*Task description*. Could you reproduce every entry that follows, exactly as shown?

──────────

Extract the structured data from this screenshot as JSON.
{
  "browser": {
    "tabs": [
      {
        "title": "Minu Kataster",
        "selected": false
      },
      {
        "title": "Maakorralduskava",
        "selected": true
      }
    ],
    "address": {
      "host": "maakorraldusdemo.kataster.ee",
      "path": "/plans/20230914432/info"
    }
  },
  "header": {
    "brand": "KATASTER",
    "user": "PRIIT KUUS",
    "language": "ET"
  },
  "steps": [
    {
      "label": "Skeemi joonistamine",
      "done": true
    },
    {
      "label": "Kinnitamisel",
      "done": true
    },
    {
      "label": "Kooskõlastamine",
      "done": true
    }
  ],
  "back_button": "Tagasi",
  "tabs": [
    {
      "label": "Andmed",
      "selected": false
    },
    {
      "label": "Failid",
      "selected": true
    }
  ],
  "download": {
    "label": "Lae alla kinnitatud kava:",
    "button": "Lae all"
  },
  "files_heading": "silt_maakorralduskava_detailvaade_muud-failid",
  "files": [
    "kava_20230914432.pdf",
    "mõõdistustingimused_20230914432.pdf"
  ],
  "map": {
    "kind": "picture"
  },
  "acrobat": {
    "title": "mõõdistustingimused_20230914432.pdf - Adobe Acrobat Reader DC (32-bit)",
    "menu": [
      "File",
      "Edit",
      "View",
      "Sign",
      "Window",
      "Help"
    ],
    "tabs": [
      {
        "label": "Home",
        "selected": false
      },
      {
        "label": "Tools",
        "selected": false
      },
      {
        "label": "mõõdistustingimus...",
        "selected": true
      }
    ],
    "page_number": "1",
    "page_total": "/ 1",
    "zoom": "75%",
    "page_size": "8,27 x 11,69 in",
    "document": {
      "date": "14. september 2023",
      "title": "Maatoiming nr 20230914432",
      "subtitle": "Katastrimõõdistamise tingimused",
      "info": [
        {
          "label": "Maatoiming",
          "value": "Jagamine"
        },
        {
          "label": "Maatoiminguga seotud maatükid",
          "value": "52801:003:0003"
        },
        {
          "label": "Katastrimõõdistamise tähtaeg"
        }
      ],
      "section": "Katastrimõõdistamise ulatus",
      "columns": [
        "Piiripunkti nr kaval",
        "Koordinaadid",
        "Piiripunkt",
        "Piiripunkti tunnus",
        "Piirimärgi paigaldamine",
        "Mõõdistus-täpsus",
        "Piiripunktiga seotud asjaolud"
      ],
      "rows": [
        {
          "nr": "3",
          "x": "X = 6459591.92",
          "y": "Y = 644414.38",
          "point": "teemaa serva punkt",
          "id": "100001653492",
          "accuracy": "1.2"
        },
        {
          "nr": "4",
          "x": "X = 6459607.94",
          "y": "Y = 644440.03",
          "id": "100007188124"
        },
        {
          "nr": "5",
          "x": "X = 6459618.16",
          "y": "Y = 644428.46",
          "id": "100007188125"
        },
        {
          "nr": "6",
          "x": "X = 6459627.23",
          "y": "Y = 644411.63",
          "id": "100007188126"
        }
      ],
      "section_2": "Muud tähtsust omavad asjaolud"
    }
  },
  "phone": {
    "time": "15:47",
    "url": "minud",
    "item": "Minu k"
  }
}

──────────

*The completed task*.
Extract the structured data from this screenshot as JSON.
{
  "browser": {
    "tabs": [
      {
        "title": "Minu Kataster",
        "selected": false
      },
      {
        "title": "Maakorralduskava",
        "selected": true
      }
    ],
    "address": {
      "host": "maakorraldusdemo.kataster.ee",
      "path": "/plans/20230914432/info"
    }
  },
  "header": {
    "brand": "KATASTER",
    "user": "PRIIT KUUS",
    "language": "ET"
  },
  "steps": [
    {
      "label": "Skeemi joonistamine",
      "done": true
    },
    {
      "label": "Kinnitamisel",
      "done": true
    },
    {
      "label": "Kooskõlastamine",
      "done": true
    }
  ],
  "back_button": "Tagasi",
  "tabs": [
    {
      "label": "Andmed",
      "selected": false
    },
    {
      "label": "Failid",
      "selected": true
    }
  ],
  "download": {
    "label": "Lae alla kinnitatud kava:",
    "button": "Lae all"
  },
  "files_heading": "silt_maakorralduskava_detailvaade_muud-failid",
  "files": [
    "kava_20230914432.pdf",
    "mõõdistustingimused_20230914432.pdf"
  ],
  "map": {
    "kind": "picture"
  },
  "acrobat": {
    "title": "mõõdistustingimused_20230914432.pdf - Adobe Acrobat Reader DC (32-bit)",
    "menu": [
      "File",
      "Edit",
      "View",
      "Sign",
      "Window",
      "Help"
    ],
    "tabs": [
      {
        "label": "Home",
        "selected": false
      },
      {
        "label": "Tools",
        "selected": false
      },
      {
        "label": "mõõdistustingimus...",
        "selected": true
      }
    ],
    "page_number": "1",
    "page_total": "/ 1",
    "zoom": "75%",
    "page_size": "8,27 x 11,69 in",
    "document": {
      "date": "14. september 2023",
      "title": "Maatoiming nr 20230914432",
      "subtitle": "Katastrimõõdistamise tingimused",
      "info": [
        {
          "label": "Maatoiming",
          "value": "Jagamine"
        },
        {
          "label": "Maatoiminguga seotud maatükid",
          "value": "52801:003:0003"
        },
        {
          "label": "Katastrimõõdistamise tähtaeg"
        }
      ],
      "section": "Katastrimõõdistamise ulatus",
      "columns": [
        "Piiripunkti nr kaval",
        "Koordinaadid",
        "Piiripunkt",
        "Piiripunkti tunnus",
        "Piirimärgi paigaldamine",
        "Mõõdistus-täpsus",
        "Piiripunktiga seotud asjaolud"
      ],
      "rows": [
        {
          "nr": "3",
          "x": "X = 6459591.92",
          "y": "Y = 644414.38",
          "point": "teemaa serva punkt",
          "id": "100001653492",
          "accuracy": "1.2"
        },
        {
          "nr": "4",
          "x": "X = 6459607.94",
          "y": "Y = 644440.03",
          "id": "100007188124"
        },
        {
          "nr": "5",
          "x": "X = 6459618.16",
          "y": "Y = 644428.46",
          "id": "100007188125"
        },
        {
          "nr": "6",
          "x": "X = 6459627.23",
          "y": "Y = 644411.63",
          "id": "100007188126"
        }
      ],
      "section_2": "Muud tähtsust omavad asjaolud"
    }
  },
  "phone": {
    "time": "15:47",
    "url": "minud",
    "item": "Minu k"
  }
}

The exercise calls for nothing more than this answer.